[…] Can You Hear The Alarm Bells? Written by: Michael Bolton […]
Michael, according to http://www.nytimes.com/2013/11/23/us/politics/tension-and-woes-before-health-website-crash.html?_r=2&pagewanted=all& it was understood at least several months in advance that the project was in trouble.
So it looks that “failure is not an option” (We must launch on October 1st!) was the main culprit. Probably a failure to communicate has also contributed to this fiasco: http://yurymak.blogspot.ca/2013/11/healthcaregov-fiasco-last-flight-of.html.
[…] Blog: Can You Hear The Alarm Bells? – Michael Bolton – http://www.developsense.com/blog/2013/11/canyouhearthealarmbells/ […]
Great post, Michael. While the exact history of the project may be unknown, I do think that it might be possible to do enough investigative journalism to Satisfice. Then again, there are enough /conflicting/ reports of Healthcare.gov that your comment is merited. 🙂
I especially appreciate your list of warning statements – almost ‘trigger phrases’ to ‘not go there’, when, in fact, the investigation probably does need to go there.
Sometimes, the more things change, the more they stay the same. Thank you.
Michael replies: Thanks, Matt. At the possible cost of a perception of log-rolling here, I’d like to acknowledge your article on healthcare.gov, with a special nod to your point #2, “The System Produced the Outcome, Not the Lack of Testing”.
If there’s one constant throughout history, it is that we don’t learn from it. There have been bigger blunders than this one and the game is still being played. This is not an IT problem it’s about money, power and influence. What get’s ignored is ethics. Projects this size ex definition cannot be run ethically. Once you hang the $$$$ carrot out there it’s all about getting the carrot and not delivery.
Generally I believe anything over $5m in IT fails. Failure being one of over budget, reduced functionality or delayed. They are just too big a carrot AND I think that is about the limit a group of humans can loosely define what they want for it in return.
I’ve seen so many failures sold as successes (and successes actually being sold as failures too, which is really sad, when it happens!) that it is no wonder we can’t cope. How do you fix something that isn’t perceived as broken? It is our inability to live and deal with failure that is keeping us from actually getting better at what we do. All the sentences you listed are there to hide ethical issues, where we have to actually admit and deal with failure.

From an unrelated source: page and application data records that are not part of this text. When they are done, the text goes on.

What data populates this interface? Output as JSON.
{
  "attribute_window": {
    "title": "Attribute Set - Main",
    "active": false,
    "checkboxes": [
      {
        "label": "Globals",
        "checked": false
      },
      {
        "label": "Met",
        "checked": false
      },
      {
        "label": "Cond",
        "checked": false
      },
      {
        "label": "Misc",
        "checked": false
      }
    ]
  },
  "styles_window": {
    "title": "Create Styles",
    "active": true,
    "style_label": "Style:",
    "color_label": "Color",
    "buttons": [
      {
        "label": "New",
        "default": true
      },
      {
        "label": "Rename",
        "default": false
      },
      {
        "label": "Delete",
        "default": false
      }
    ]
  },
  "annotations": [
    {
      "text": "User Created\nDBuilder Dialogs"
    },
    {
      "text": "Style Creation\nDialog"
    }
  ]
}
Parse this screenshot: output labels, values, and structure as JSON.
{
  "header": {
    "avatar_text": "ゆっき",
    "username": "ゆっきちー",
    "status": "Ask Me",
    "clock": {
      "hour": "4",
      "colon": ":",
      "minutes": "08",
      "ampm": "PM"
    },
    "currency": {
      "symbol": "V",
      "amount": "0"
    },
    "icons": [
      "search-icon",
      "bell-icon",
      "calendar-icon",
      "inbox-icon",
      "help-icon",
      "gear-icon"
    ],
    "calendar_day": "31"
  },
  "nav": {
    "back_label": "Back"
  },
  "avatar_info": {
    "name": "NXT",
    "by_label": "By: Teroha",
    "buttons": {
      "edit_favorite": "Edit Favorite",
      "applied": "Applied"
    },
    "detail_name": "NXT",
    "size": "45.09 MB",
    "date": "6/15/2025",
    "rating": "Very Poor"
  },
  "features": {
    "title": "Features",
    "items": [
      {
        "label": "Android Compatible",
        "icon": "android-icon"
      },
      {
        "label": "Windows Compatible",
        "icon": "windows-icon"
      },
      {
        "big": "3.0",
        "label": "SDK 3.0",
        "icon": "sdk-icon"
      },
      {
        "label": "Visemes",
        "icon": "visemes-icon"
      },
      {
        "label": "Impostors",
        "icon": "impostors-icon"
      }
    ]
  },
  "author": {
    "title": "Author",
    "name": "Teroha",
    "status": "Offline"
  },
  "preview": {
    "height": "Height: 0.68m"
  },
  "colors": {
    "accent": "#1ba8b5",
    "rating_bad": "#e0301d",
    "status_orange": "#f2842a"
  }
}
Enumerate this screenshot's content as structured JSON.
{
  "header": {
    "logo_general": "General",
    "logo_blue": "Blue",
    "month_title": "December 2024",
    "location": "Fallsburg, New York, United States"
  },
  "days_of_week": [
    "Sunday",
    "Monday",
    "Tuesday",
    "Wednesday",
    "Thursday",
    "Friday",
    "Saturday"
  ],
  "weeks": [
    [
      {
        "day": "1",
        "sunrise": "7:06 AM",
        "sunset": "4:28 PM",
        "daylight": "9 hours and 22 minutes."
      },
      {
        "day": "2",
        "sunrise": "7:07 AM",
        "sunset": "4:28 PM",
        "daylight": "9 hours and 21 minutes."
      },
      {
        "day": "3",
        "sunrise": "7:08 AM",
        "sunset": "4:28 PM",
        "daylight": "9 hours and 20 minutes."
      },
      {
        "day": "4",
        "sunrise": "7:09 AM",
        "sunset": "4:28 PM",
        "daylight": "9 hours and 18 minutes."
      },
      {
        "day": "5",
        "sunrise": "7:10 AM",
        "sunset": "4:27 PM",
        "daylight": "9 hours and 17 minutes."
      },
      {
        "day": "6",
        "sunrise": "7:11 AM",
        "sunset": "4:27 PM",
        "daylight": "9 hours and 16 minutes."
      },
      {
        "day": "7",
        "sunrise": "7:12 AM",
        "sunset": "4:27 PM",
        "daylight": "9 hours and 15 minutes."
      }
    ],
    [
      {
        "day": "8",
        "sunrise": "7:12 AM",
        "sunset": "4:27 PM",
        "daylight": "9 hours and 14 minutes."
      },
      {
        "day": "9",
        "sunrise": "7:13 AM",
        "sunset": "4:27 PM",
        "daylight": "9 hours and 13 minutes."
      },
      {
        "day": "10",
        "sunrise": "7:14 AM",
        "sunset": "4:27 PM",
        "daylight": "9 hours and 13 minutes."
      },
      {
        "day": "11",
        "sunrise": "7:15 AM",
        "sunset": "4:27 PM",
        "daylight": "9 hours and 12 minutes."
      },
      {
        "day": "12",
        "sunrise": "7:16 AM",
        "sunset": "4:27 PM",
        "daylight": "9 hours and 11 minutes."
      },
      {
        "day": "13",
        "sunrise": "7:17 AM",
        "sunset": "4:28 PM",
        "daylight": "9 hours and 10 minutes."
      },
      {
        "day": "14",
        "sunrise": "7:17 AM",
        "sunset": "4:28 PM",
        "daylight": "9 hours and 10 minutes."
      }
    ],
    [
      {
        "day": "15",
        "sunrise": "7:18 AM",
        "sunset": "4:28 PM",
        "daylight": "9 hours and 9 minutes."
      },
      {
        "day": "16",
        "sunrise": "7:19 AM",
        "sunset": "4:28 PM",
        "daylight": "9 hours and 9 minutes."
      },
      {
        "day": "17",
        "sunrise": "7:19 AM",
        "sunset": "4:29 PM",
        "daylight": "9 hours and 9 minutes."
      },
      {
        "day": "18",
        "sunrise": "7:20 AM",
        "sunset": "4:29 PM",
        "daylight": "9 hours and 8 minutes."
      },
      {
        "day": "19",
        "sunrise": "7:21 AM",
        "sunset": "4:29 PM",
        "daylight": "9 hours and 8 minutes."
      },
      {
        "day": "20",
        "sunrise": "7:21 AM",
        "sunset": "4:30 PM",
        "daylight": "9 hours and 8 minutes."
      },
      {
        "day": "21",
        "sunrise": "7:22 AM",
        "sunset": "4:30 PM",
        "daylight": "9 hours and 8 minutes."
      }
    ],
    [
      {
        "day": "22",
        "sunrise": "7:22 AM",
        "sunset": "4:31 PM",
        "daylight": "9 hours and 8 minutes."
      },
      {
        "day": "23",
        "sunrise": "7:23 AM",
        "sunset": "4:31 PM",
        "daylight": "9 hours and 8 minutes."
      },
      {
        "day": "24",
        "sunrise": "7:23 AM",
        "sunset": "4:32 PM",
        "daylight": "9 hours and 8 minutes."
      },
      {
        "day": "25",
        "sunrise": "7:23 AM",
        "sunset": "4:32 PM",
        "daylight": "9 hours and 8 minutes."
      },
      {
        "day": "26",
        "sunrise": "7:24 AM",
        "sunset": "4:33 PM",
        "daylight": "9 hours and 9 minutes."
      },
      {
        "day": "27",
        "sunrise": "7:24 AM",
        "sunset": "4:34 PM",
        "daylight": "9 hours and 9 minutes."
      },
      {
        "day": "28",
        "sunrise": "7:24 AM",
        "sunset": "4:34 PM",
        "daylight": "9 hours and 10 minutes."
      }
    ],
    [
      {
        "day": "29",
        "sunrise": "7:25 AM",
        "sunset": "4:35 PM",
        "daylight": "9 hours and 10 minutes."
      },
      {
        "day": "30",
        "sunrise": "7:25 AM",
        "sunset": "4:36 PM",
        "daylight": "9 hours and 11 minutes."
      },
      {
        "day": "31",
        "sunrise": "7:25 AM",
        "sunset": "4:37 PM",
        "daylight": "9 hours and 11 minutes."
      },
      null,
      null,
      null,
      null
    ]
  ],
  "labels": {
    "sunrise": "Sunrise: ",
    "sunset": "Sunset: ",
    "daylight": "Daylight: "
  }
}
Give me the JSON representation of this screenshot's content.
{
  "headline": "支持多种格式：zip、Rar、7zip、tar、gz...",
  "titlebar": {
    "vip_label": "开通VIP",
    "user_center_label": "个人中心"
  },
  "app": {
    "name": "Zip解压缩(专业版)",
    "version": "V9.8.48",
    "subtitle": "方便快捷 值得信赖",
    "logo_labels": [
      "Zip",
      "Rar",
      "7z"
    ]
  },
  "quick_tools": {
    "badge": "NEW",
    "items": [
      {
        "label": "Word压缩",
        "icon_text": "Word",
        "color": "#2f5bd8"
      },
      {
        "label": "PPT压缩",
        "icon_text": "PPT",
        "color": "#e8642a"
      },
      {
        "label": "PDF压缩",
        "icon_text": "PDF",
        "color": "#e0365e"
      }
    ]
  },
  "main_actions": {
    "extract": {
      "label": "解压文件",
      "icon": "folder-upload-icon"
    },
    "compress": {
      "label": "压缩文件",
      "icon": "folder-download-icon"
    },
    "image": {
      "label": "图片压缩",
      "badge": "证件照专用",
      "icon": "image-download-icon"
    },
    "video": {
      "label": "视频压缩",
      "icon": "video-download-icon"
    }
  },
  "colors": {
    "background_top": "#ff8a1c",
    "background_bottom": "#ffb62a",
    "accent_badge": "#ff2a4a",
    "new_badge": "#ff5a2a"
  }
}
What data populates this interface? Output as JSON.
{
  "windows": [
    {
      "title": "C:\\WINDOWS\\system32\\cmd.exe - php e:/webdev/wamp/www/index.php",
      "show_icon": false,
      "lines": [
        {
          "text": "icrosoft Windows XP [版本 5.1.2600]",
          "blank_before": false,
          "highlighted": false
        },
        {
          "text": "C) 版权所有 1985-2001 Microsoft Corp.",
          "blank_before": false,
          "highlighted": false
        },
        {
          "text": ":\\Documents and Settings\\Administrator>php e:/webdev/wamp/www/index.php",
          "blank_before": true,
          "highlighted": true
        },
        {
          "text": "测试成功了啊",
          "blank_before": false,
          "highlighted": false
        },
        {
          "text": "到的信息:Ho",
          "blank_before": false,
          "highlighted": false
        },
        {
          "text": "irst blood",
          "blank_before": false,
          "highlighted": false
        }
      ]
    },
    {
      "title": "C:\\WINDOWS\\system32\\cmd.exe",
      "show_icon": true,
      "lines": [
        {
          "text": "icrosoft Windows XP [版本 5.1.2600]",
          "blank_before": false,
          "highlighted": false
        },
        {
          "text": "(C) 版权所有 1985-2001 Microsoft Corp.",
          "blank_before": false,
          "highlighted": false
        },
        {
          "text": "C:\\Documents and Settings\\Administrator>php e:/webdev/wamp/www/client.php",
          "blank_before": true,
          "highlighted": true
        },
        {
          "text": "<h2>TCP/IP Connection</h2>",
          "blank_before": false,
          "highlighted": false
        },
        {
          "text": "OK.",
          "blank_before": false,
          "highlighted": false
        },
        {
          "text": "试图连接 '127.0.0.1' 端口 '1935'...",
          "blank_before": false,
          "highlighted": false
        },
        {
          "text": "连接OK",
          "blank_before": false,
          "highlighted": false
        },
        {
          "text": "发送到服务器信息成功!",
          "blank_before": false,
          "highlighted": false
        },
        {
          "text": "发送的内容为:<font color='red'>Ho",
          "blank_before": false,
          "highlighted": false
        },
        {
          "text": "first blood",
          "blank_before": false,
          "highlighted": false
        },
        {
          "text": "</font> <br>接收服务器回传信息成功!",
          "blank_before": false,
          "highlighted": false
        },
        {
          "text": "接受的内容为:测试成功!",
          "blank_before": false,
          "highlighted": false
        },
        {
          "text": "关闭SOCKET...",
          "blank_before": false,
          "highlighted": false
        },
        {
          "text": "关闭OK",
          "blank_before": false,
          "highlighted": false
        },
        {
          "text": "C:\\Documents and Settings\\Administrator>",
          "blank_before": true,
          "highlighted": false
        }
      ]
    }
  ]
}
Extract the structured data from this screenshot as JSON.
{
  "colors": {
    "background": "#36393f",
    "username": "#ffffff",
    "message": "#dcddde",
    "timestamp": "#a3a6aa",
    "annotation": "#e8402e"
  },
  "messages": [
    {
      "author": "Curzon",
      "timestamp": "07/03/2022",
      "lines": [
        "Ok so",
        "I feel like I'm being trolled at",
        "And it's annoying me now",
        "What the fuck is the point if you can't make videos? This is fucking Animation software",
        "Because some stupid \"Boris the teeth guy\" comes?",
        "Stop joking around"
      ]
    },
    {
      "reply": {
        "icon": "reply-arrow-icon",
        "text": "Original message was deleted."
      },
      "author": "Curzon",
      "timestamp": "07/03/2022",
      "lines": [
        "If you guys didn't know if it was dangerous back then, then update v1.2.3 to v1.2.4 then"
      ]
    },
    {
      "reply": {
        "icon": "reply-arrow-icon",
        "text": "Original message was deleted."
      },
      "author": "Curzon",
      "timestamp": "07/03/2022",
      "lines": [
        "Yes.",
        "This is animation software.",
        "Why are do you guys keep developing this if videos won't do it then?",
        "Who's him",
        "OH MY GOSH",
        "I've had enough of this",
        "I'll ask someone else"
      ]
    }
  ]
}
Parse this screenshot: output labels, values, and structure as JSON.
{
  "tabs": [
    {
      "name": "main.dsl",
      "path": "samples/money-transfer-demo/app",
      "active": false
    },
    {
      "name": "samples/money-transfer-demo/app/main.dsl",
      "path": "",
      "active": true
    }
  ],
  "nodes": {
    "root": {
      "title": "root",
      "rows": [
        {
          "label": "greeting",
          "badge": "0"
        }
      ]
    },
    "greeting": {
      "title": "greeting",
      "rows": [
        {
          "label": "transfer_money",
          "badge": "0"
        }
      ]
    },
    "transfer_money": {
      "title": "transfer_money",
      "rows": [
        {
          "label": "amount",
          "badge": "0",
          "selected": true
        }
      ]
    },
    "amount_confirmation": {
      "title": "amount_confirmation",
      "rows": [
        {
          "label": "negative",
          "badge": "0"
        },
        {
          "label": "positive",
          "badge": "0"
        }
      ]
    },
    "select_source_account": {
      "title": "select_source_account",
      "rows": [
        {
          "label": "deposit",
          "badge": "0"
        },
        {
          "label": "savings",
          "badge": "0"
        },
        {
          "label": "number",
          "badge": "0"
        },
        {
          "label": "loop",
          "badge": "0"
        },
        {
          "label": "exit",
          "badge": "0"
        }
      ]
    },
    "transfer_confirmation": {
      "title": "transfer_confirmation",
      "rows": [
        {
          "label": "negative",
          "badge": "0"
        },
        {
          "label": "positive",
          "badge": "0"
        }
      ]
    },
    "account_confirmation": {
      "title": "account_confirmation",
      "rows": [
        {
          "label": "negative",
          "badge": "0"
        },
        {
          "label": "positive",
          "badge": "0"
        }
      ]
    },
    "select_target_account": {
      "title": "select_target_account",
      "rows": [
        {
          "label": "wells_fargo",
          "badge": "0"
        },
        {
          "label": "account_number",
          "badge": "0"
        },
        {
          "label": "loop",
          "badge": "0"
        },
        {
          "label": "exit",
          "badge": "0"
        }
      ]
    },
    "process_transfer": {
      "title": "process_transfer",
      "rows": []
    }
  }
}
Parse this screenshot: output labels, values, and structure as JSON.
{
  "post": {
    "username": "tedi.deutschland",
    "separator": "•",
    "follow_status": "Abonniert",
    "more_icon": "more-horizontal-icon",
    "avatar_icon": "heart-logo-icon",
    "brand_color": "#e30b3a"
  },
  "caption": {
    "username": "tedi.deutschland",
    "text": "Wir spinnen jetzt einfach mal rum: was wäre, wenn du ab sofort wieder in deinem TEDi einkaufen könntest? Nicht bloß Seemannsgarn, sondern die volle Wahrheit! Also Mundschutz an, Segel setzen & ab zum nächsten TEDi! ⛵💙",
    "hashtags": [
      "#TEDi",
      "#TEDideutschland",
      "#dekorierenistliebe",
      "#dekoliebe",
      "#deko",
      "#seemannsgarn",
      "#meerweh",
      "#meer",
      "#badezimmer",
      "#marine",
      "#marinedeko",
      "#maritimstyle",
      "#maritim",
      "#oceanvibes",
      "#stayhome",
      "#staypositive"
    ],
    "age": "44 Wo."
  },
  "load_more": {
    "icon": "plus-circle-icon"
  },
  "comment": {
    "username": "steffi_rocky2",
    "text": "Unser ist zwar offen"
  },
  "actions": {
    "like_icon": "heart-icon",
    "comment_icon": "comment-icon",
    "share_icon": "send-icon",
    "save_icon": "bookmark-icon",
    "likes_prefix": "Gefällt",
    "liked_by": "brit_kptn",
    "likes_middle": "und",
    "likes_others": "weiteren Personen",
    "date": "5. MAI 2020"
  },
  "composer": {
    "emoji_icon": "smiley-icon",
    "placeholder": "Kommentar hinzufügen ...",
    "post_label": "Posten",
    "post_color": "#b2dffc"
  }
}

Therefore I’m always HAPPY when projects fail because it actually lets us talk over and deal with things we should be (of course not happy about any personal consequences for individuals that is!). Healthcare.gov won’t be the failure to end all failures (like WWI wasn’t the war to end all wars). We will advance a bit and have to wait for it to take hold, then we have to wait for the next one to do the next step.
I’ve heard more than 95% of your list above and every time it was ethically wrong, hiding a well known fact nobody dared to mention, would get you fired if you did (“the mortgage problem”) and certainly stopped you from actually fixing what needed to be fixed/ask for help and get helped. I also note that each project of the kind used at least a third of them on a regular basis. Nobody ever just uses one of these statements.
There is also a list of sentences these projects use in interviews to “entice” you to start there. I’ve only started thinking about this when I read the article but yes, they are definitely there. And I do know some and try and stay away from those projects where I can. My favourite one is “This is a mega project worth $xx,000,000.00….”. I tend not to hear what comes after that. I just ask some verifying questions on where they are in the project spiral of death and then go and look elsewhere….that is, if I have an option.
(btw, happily in project right atm and took me a long time to find)